- To do
Scan the entries for lines with "幻灯片放映" and say how many there are, with nothing more.

- Dataset excerpts
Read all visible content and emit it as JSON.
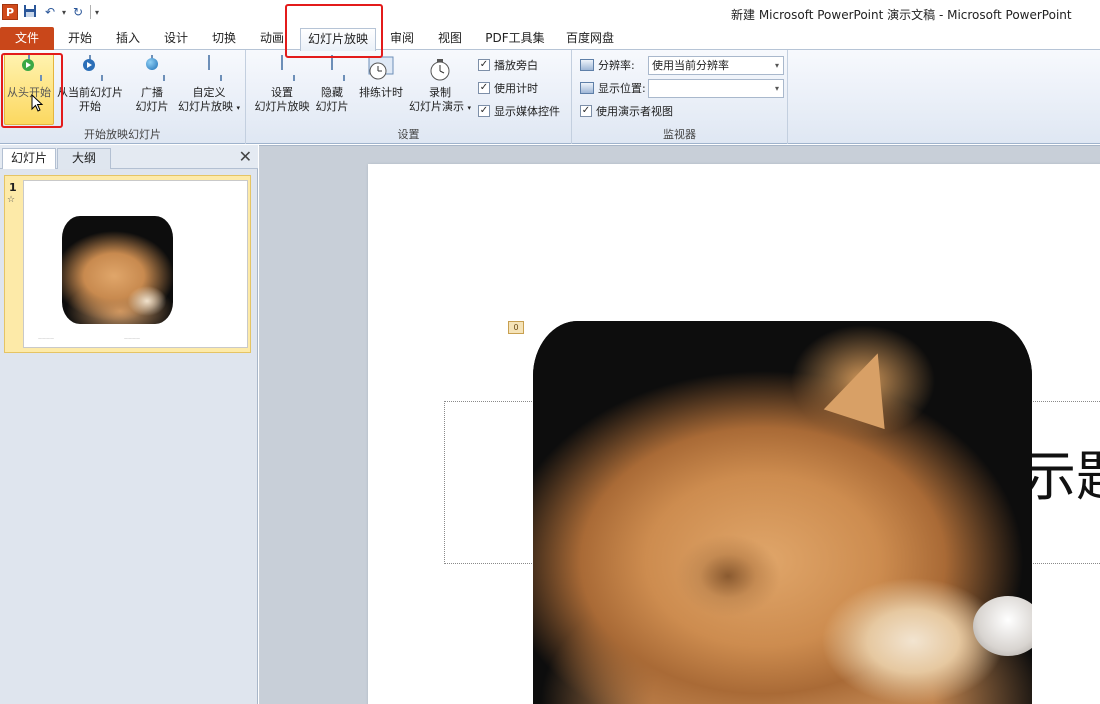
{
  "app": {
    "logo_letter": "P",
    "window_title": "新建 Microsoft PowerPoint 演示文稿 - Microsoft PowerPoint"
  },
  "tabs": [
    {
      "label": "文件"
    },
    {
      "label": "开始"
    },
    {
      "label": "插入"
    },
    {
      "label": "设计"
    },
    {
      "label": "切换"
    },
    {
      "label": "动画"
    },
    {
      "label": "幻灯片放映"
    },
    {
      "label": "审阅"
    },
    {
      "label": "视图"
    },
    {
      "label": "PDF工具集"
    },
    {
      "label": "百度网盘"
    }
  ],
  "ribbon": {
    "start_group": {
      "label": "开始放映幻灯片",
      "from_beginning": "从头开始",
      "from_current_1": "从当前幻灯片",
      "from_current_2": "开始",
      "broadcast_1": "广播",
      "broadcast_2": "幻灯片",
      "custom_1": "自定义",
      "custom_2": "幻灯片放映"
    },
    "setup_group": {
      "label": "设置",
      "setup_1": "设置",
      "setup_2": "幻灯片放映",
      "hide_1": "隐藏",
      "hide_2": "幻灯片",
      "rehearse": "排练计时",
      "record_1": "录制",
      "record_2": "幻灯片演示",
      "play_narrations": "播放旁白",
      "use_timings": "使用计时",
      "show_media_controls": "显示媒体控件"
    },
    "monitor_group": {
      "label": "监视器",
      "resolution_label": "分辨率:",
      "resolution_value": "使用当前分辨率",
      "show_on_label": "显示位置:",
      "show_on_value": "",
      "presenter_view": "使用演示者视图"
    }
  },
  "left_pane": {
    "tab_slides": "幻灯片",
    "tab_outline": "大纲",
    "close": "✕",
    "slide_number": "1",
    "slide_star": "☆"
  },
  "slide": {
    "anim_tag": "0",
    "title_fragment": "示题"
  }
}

- Solution for this task
3